In Theatres, 124 minutes, Rated PG-13
Let me say at the outset that I really wanted to like this film. I tried to bare in mind the original notion of the Indy movies: Saturday morning serials from the 30’s and 40’s. But the best of the trilogy (Raiders, Last Crusade) always played much like the recent work of Tarantino in Kill Bill and Death Proof; both an homage to their genre forefathers and a re-imagination of them. So, no matter how much hooey Lucas and Spielberg tossed around about their low-brow intentions, the Indy films never looked too much like their matinee idols. They look like an adult’s memory of them, with the low-budget tricks, bad acting, ludicrous plots, and ridiculous accents smoothed over, leaving the excitement, exotic locales, and momentary beliefs in treasure troves intact.
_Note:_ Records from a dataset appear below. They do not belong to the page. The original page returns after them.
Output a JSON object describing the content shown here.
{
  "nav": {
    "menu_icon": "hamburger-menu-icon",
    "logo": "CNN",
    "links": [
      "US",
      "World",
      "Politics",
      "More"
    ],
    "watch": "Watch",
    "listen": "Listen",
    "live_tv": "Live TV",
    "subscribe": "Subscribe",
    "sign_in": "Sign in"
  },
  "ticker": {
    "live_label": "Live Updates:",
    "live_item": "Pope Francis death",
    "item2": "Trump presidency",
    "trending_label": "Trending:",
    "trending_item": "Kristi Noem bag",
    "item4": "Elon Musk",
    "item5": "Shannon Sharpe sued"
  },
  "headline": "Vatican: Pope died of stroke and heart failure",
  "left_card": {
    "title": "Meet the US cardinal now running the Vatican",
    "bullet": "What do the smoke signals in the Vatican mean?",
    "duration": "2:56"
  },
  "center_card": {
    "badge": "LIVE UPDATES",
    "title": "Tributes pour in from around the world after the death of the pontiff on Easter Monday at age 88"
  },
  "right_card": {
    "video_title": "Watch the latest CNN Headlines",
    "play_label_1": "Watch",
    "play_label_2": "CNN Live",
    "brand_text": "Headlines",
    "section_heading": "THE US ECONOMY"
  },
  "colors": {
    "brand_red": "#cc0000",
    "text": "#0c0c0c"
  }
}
That’s the beauty of the first three films (I’ll turn a kind eye for the moment towards Temple of Doom), but it’s missing in this latest installment. Indeed, it is much closer to the originals that George and Steven were supposedly shooting towards all along. In that way, this feels more like a sequel to King Solomon’s Mines then Indiana, but there’s a reason the name Allan Quatermain isn’t part of our social unconscious.
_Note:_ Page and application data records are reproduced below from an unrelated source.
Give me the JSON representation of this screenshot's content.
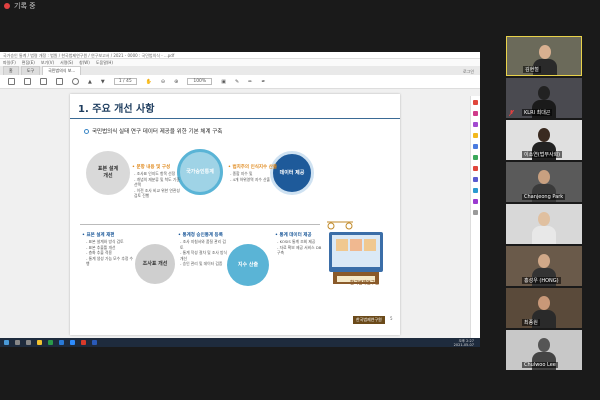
{
  "recording": {
    "label": "기록 중"
  },
  "app": {
    "window_title": "국가승인 통계 / 법령 개정 : 법원 / 한국법제연구원 / 연구보고서 / 2021 - 0000 : 국민법의식 - ...pdf",
    "menu": [
      "파일(F)",
      "편집(E)",
      "보기(V)",
      "서명(S)",
      "창(W)",
      "도움말(H)"
    ],
    "tabs": [
      "홈",
      "도구",
      "국민법의식 보..."
    ],
    "sign_in": "로그인",
    "page_indicator": "1 / 45",
    "zoom": "100%"
  },
  "slide": {
    "title": "1. 주요 개선 사항",
    "subtitle": "국민법의식 실태 연구 데이터 제공을 위한 기본 체계 구축",
    "circles": [
      {
        "label": "표본 설계\n개선"
      },
      {
        "label": "조사표 개선"
      },
      {
        "label": "국가승인통계"
      },
      {
        "label": "지수 산출"
      },
      {
        "label": "데이터 제공"
      }
    ],
    "blocks": [
      {
        "heading": "• 표본 설계 재편",
        "items": [
          "- 표본 설계와 방식 검토",
          "- 표본 추출틀 개선",
          "- 층화 추출 적용",
          "- 통계 생성 가능 모수 추정 수행"
        ]
      },
      {
        "heading": "• 문항 내용 및 구성",
        "items": [
          "- 조사표 인지도 항목 선정",
          "- 개념의 재분류 및 척도 기준 선택",
          "- 이전 조사 비교 위한 연관성 검토 진행"
        ]
      },
      {
        "heading": "• 통계청 승인통계 등록",
        "items": [
          "- 조사 지침서와 품질 관리 검토",
          "- 통계 작성 절차 및 조사 방식 개선",
          "- 승인 관리 및 데이터 검증"
        ]
      },
      {
        "heading": "• 법치주의 인식지수 산출",
        "items": [
          "- 종합 지수 및",
          "- 4개 하위영역 지수 산출"
        ]
      },
      {
        "heading": "• 통계 데이터 제공",
        "items": [
          "- KOSIS 통계 조회 제공",
          "- 자료 확보 제공 서비스 DB 구축"
        ]
      }
    ],
    "logo": "한국법제연구원",
    "page": "5"
  },
  "taskbar": {
    "time": "오후 2:27",
    "date": "2021-05-07"
  },
  "participants": [
    {
      "name": "김현철",
      "active": true
    },
    {
      "name": "KLRI 최대곤"
    },
    {
      "name": "이소연(법무사회)"
    },
    {
      "name": "Chanjeong Park"
    },
    {
      "name": ""
    },
    {
      "name": "홍성우 (HONG)"
    },
    {
      "name": "최종원"
    },
    {
      "name": "Chulwoo Lee"
    }
  ],
  "colors": {
    "title_navy": "#1d3c5e",
    "circle_gray": "#d9d9d9",
    "circle_teal": "#5ab4d6",
    "circle_navy": "#1e5a9a",
    "accent_orange": "#e08a1e",
    "active_border": "#e8d24a"
  }
}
That said, the acting in this film is first rate. Ford moves a bit more gingerly, but the spirit and that can-do charisma is still there in buckets. Karen Allen’s Marion Ravenwood, back from the first of the series, brings the same magnetism and perfect fit. Shia LaBouf as her son, channels every 50’s bad boy with slicked back hair and a motorbike in bringing his A-game as well. Jim Broadbent is a nice addition as Dean Stanforth, filling the void left by the death of Denholm Elliot (Brody in the first three). Cate Blanchett, whose accent has already been maligned often enough in print that I’ll save the temptation to pile on, is the surprising fly in this ointment. Perhaps she’s simply too fine an actress to play a caricature such as Irina Spalko is in this film. But her ESP-believing, alien-loving villainess is neither scary nor funny, just odd and vaguely insulting.
What the film has in acting it squanders in plot. Simply stated, from the opening sequence involving sometimes magnetic (to gold) crystal skulls, to the ending sequence involving, well, I’ll let you see that for yourself, the plot is just over the line. Maybe the plots always were, actually, but the Ark of the Covenant and the Cup of Christ are common pursuits in the writings of the West. We are still a culture shaped primarily by the Judeo-Christian story, so if you’re going to serve up some magical hocus-pocus, or if you just need a device to build your action movie around, those work for most of us. Crystal skulls from aliens don’t. What’s more, Lucas just can’t keep his new-age double-talk from creeping in. With lines like “Not outerspace, but the space between space” receiving knowing nods from Indiana, something just seems off. And you’d hope Spielberg would have the good sense (obviously Lucas doesn’t) to know that just because you can do something with CGI doesn’t mean you should. So, the killer ant scene, indubitably meant to be this films icky installment a le the dinner scene in Temple of Doom, the rats in Last Crusade or the snakes in Raider, gives the viewer an opportunity to sit back and thing about the progression of CGI, not squirm in their seats.
Speaking of Spielberg, his flourishes are on display throughout the movie. In particular, the opening shot of a group of kids in a T-Bucket racing an army convey is greatness. The sweeping camera, interesting angles, and undeniable fun are contagious. Enjoy it while you can. It’s the best scene in the film. C+